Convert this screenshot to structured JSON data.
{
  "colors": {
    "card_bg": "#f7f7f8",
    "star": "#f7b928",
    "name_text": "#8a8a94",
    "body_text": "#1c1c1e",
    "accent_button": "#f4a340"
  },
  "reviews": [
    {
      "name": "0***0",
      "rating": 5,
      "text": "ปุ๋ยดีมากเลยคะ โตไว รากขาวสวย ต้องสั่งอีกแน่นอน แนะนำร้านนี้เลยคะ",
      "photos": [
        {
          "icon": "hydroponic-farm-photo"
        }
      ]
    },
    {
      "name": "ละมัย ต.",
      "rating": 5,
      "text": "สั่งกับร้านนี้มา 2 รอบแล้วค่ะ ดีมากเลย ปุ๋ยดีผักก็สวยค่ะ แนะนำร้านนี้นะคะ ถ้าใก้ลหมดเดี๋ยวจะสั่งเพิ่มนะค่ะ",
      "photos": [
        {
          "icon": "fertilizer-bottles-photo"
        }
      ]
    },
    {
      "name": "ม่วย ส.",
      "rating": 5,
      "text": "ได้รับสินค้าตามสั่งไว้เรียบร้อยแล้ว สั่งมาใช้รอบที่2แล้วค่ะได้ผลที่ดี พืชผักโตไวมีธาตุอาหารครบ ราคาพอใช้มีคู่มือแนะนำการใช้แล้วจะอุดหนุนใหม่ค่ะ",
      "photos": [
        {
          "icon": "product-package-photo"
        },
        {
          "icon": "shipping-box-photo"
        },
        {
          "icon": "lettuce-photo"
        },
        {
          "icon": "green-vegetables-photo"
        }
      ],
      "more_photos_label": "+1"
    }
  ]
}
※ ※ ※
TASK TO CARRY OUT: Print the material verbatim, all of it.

TASK OUTPUT:
Convert this screenshot to structured JSON data.
{
  "colors": {
    "card_bg": "#f7f7f8",
    "star": "#f7b928",
    "name_text": "#8a8a94",
    "body_text": "#1c1c1e",
    "accent_button": "#f4a340"
  },
  "reviews": [
    {
      "name": "0***0",
      "rating": 5,
      "text": "ปุ๋ยดีมากเลยคะ โตไว รากขาวสวย ต้องสั่งอีกแน่นอน แนะนำร้านนี้เลยคะ",
      "photos": [
        {
          "icon": "hydroponic-farm-photo"
        }
      ]
    },
    {
      "name": "ละมัย ต.",
      "rating": 5,
      "text": "สั่งกับร้านนี้มา 2 รอบแล้วค่ะ ดีมากเลย ปุ๋ยดีผักก็สวยค่ะ แนะนำร้านนี้นะคะ ถ้าใก้ลหมดเดี๋ยวจะสั่งเพิ่มนะค่ะ",
      "photos": [
        {
          "icon": "fertilizer-bottles-photo"
        }
      ]
    },
    {
      "name": "ม่วย ส.",
      "rating": 5,
      "text": "ได้รับสินค้าตามสั่งไว้เรียบร้อยแล้ว สั่งมาใช้รอบที่2แล้วค่ะได้ผลที่ดี พืชผักโตไวมีธาตุอาหารครบ ราคาพอใช้มีคู่มือแนะนำการใช้แล้วจะอุดหนุนใหม่ค่ะ",
      "photos": [
        {
          "icon": "product-package-photo"
        },
        {
          "icon": "shipping-box-photo"
        },
        {
          "icon": "lettuce-photo"
        },
        {
          "icon": "green-vegetables-photo"
        }
      ],
      "more_photos_label": "+1"
    }
  ]
}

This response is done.